B-Secur gets £3.5m funding for identity security technology
Belfast-based firm has developed patented biometrics using human heartbeats
B-Secure’s chief executive, Alan Foreman, believes next-generation ECG authentication technology is crucial to fighting cyber attacks.
A Belfast company that uses a human heartbeat pattern to securely identify an individual has attracted a major funding injection totalling £3.5 million (€3.92 million).
B-Secur, which has developed patented biometric technology, sealed the early-stage funding boost from a syndicate of investors which included Accelerated Digital Ventures (ADV) and Kernel Capital, which is the manager of the Bank of Ireland Kernel Capital Growth Funds.

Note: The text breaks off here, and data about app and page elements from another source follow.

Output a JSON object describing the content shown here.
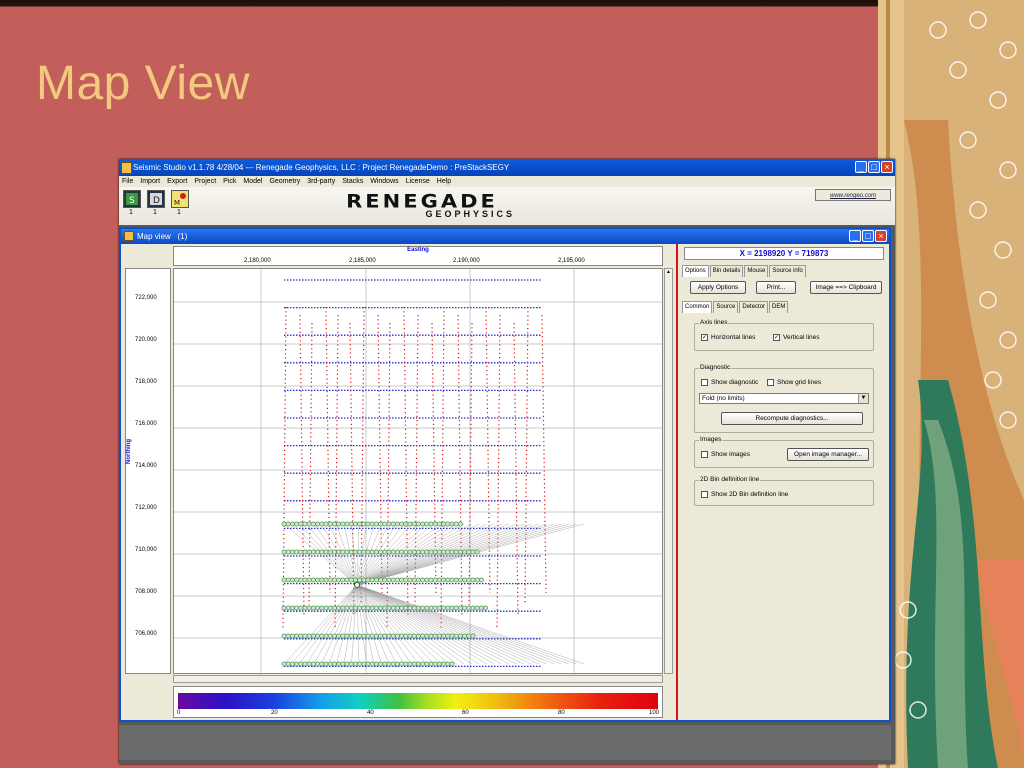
{
  "slide": {
    "title": "Map View"
  },
  "app": {
    "title": "Seismic Studio v1.1.78 4/28/04 ---  Renegade Geophysics, LLC   : Project RenegadeDemo  : PreStackSEGY",
    "menu": [
      "File",
      "Import",
      "Export",
      "Project",
      "Pick",
      "Model",
      "Geometry",
      "3rd-party",
      "Stacks",
      "Windows",
      "License",
      "Help"
    ],
    "toolbar": {
      "buttons": [
        {
          "icon": "s-badge-icon",
          "count": "1"
        },
        {
          "icon": "d-badge-icon",
          "count": "1"
        },
        {
          "icon": "m-badge-icon",
          "count": "1"
        }
      ],
      "logo_main": "RENEGADE",
      "logo_sub": "GEOPHYSICS",
      "weblink": "www.rengeo.com"
    }
  },
  "mapview": {
    "title": "Map view",
    "count": "(1)",
    "x_axis_title": "Easting",
    "y_axis_title": "Northing",
    "x_ticks": [
      "2,180,000",
      "2,185,000",
      "2,190,000",
      "2,195,000"
    ],
    "y_ticks": [
      "722,000",
      "720,000",
      "718,000",
      "716,000",
      "714,000",
      "712,000",
      "710,000",
      "708,000",
      "706,000"
    ],
    "colorbar_ticks": [
      "0",
      "20",
      "40",
      "60",
      "80",
      "100"
    ]
  },
  "panel": {
    "coords": "X = 2198920  Y = 719873",
    "tabs": [
      "Options",
      "Bin details",
      "Mouse",
      "Source info"
    ],
    "apply_options": "Apply Options",
    "print": "Print...",
    "clipboard": "Image ==> Clipboard",
    "subtabs": [
      "Common",
      "Source",
      "Detector",
      "DEM"
    ],
    "axis_lines_label": "Axis lines",
    "horizontal_lines": "Horizontal lines",
    "vertical_lines": "Vertical lines",
    "diagnostic_label": "Diagnostic",
    "show_diagnostic": "Show diagnostic",
    "show_grid_lines": "Show grid lines",
    "fold_select": "Fold (no limits)",
    "recompute": "Recompute diagnostics...",
    "images_label": "Images",
    "show_images": "Show images",
    "open_image_manager": "Open image manager...",
    "bin2d_label": "2D Bin definition line",
    "show_2d_bin": "Show 2D Bin definition line",
    "horizontal_checked": true,
    "vertical_checked": true
  }
}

The Belfast company is working with organisations in Britain, Ireland and the United States who are using B-Secur’s ECG (electrocardiogram) biometric authentication technology as part of a campaign against cybercrime.

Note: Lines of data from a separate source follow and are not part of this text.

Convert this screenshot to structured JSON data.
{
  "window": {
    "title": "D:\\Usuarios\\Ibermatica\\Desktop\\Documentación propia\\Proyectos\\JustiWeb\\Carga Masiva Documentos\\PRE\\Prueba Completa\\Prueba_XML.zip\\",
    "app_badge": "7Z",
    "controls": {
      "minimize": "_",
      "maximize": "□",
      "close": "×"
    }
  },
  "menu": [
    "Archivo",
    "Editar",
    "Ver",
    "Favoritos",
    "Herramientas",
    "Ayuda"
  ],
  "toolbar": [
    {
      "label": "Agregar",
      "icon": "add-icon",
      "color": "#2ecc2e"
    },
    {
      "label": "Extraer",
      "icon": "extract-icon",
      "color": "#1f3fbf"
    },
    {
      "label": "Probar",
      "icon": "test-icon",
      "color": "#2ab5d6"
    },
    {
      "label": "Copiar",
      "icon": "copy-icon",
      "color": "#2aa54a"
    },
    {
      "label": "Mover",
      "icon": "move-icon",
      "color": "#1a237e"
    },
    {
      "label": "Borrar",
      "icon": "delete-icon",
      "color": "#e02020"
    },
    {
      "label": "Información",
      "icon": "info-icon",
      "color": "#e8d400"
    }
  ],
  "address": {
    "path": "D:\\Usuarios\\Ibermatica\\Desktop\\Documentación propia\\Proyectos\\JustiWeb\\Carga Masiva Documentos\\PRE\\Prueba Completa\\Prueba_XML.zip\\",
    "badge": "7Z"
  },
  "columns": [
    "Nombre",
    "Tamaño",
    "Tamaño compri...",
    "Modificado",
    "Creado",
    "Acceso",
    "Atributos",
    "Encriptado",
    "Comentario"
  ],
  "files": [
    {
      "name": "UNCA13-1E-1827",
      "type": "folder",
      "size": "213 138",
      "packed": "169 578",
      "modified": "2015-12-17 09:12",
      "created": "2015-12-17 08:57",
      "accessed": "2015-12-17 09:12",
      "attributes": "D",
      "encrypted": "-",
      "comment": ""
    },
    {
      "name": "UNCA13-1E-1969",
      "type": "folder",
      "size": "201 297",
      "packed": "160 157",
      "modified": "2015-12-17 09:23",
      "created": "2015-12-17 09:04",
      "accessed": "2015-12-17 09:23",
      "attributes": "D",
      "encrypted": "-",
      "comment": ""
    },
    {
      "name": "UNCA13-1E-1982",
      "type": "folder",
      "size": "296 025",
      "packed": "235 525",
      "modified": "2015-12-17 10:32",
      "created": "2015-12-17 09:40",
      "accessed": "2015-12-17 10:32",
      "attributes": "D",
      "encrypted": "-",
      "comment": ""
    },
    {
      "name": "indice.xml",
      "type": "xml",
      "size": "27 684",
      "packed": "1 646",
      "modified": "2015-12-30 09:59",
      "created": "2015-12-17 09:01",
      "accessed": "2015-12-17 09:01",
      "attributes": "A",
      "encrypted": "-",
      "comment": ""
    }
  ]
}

According to B-Secure’s chief executive, Alan Foreman, the funding round underlines the growing demand from international organisations to ensure their customers are better protected in a digital world.
Recent high-profile cyber attacks have highlighted how vulnerable some digital identities can be to attack, whether it is customer or employee data and services or institutional bodies responsible for healthcare services.
Fighting cyber attacks
Mr Foreman believes that next-generation ECG authentication technology is crucial to fighting cyber attacks and can also help minimise hacking or spoofing risks.
“We are thrilled to gain the backing of ADV, Kernel and others which will drive us to grow significantly in the next 12 months and continue to invest in world-class science and engineering in Northern Ireland and beyond,” he added.
According to Michael Dimelow, head of Investment for ADV, B-Secur’s technology “harnesses the unique power of the human heartbeat to unlock everything from finance to healthcare, from cars to buildings”.
“ADV is excited to be supporting B-Secur as it deploys its market-leading patented software across all forms of devices including mobile and wearables,” Mr Dimelow said.
Jayne Brady, a partner with Kernel Capital, said the combination of a strong management and technical team which had developed a patent-protected, heartbeat-signature-based biometric authentication product were among the key factors behind its decision to back the Belfast company.
“With Northern Ireland rapidly becoming a key location on the global cybersecurity stage, we believe B-Secur will play a significant role in next-generation security systems as the company gains market share in financial services, access control and beyond,” she said.